**Task item**
Filter the listing below, keeping every line that holds "video".
# # #
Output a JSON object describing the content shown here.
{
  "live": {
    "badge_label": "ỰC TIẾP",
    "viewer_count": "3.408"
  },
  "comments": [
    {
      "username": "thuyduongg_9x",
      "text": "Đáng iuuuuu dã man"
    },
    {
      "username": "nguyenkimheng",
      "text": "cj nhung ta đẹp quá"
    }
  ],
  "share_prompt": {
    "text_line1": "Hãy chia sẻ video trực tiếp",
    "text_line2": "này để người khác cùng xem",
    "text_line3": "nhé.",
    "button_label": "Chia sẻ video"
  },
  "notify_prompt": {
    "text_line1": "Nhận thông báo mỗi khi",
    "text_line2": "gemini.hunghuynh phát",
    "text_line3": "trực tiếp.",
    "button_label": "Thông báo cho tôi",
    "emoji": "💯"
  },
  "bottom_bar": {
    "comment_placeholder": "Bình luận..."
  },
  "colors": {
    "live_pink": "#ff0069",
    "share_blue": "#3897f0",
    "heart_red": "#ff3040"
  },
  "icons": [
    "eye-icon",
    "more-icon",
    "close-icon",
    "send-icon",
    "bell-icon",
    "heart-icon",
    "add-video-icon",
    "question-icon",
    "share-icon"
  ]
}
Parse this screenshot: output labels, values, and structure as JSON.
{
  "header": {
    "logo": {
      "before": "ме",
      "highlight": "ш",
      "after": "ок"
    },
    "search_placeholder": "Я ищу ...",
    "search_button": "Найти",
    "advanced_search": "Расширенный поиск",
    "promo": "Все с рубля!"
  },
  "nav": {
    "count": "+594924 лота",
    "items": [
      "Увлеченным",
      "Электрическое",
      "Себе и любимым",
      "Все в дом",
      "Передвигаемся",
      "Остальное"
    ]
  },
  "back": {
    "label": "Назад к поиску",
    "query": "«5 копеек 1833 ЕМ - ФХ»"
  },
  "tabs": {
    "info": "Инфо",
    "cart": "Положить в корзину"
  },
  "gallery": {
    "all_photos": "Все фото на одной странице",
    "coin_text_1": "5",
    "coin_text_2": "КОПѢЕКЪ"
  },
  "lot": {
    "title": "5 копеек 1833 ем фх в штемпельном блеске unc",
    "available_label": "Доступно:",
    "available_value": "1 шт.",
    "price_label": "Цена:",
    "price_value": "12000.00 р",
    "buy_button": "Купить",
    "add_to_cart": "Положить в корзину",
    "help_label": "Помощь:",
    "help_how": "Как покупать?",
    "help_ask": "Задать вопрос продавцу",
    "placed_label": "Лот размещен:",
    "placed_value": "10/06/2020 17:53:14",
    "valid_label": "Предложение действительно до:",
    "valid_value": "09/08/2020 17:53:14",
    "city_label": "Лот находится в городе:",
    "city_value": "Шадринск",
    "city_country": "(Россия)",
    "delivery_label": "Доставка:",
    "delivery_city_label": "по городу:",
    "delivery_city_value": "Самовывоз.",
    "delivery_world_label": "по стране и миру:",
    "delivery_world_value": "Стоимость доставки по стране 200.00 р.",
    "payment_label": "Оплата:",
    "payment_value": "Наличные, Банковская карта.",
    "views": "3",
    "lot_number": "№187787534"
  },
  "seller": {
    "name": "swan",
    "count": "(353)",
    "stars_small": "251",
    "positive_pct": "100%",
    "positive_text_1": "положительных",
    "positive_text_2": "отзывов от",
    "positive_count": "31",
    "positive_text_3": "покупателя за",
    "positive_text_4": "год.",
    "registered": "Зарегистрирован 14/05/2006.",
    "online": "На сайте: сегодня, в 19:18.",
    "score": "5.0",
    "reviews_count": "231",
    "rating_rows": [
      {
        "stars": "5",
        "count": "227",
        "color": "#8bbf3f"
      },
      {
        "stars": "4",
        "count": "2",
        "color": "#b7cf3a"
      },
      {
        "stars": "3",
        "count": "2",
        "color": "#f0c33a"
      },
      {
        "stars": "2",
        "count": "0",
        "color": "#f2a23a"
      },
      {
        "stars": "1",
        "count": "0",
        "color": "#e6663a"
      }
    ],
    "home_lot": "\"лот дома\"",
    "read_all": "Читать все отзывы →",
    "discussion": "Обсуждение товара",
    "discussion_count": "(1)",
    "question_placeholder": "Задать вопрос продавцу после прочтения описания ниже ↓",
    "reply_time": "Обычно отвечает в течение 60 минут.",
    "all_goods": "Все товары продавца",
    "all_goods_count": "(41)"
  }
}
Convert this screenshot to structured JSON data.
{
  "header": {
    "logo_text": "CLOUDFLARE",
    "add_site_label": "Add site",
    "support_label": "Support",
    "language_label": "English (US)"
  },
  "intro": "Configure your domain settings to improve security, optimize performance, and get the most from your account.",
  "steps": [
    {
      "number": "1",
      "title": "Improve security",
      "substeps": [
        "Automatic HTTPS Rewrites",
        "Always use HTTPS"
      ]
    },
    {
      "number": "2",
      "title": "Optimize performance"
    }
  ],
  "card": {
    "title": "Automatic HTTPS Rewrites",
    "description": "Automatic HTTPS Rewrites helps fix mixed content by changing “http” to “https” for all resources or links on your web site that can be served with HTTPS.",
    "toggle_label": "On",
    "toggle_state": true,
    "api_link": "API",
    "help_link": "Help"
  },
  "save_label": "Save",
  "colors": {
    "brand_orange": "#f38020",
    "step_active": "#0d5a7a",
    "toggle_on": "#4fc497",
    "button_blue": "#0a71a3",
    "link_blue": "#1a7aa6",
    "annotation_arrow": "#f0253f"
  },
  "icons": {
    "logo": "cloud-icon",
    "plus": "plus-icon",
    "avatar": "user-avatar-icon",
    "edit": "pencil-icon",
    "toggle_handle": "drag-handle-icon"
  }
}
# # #
**Task result**
    "text_line1": "Hãy chia sẻ video trực tiếp",
    "button_label": "Chia sẻ video"
    "add-video-icon",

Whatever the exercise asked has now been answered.